Le Tour de GENDT ! / De Gendt day of glory! #TDF2016 pic.twitter.com/dFLbmPZxuP
— Tour de France™ (@LeTour) July 14, 2016
Mollema dropped Froome and Porte. Second place Adam Yates had to go after Mollema. Then disaster struck.
Porte crashed into a motorbike, bottlenecking the race. Both Porte and Froome’s bikes were wrecked. Chris Froome started to run and took a neutral service bike that he couldn’t clip into. Around him was mayhem, as some riders got around the clog and some didn’t.
Froome running up Ventoux! #TourdeFrance2016 @cyclist pic.twitter.com/8hPmZCj7vx
— James Spender (@jamesspender) July 14, 2016
Incredibly, the provisional results gave the yellow jersey to Adam Yates and Quintana, who was on a bad day, third, but everybody waited for the organizers to sort things out. Porte said afterwards, “It can’t stand.”
#TDF2016 Jury still in discussions. The last thing we want is to take advantage of this unfortuante situation (sure the same is with Yates).
— Trek-Segafredo (@TrekSegafredo) July 14, 2016
Twenty minutes after the stage the yellow jersey had not been presented as ASO and UCI decided what to do.

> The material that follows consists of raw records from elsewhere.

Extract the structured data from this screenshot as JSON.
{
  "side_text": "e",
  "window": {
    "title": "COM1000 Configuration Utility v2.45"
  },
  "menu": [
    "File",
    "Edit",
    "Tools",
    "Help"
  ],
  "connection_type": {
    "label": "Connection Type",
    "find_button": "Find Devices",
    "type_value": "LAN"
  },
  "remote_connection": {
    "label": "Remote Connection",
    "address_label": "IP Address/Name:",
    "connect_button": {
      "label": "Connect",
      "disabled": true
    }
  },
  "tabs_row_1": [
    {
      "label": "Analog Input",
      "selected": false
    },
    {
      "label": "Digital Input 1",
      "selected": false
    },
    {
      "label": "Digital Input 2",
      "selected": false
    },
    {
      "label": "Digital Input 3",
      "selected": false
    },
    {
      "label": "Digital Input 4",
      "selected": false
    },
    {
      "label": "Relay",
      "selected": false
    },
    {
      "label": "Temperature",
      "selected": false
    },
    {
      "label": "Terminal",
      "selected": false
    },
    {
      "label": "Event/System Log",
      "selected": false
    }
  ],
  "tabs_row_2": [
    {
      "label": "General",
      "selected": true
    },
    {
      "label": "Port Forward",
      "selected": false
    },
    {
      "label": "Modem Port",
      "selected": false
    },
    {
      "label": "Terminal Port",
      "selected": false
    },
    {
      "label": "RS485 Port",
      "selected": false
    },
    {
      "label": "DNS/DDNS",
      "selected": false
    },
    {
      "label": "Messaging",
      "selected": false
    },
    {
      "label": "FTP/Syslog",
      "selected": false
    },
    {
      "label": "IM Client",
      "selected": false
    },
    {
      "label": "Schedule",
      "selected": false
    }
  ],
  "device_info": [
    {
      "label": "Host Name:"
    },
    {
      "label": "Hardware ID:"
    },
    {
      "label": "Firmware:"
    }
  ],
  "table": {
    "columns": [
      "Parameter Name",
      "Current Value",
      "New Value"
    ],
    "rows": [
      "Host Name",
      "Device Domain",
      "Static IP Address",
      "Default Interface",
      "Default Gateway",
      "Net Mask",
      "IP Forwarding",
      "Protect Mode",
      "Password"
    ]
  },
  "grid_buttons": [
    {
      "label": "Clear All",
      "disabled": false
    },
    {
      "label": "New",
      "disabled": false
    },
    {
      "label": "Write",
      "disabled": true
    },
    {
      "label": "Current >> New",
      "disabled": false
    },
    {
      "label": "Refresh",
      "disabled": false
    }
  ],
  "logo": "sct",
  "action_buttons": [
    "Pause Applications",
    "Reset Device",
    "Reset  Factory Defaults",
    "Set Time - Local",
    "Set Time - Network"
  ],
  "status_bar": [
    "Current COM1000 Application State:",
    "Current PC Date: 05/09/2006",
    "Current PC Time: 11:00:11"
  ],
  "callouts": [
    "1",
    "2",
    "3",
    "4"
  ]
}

Word came a half hour later that Froome would keep the jersey, extending his lead over Yates and Quintana by 19-seconds.
The riders now have Friday’s rolling 37.5-km time trial to think about.
2016 Tour de France Stage 12
1) Thomas De Gendt (Belgium/Lotto-Soudal) 4:31:51
2) Serge Pauwels (Belgium/Data Dimension) +0:02
3) Daniel Navarro (Spain/Cofidis) +0:14
68) Antoine Duchesne (Canada/Direct Energie) +21:26
2016 Tour de France GC
1) Christ Froome (Great Britain/Sky) 57:11:43
2) Adam Yates (Great Britain/Orica-BikeExchange) +0:47
3) Nairo Quintana (Colombia/Movistar) +0:54
113) Antoine Duchesne (Canada/Direct Energie) +1:54:06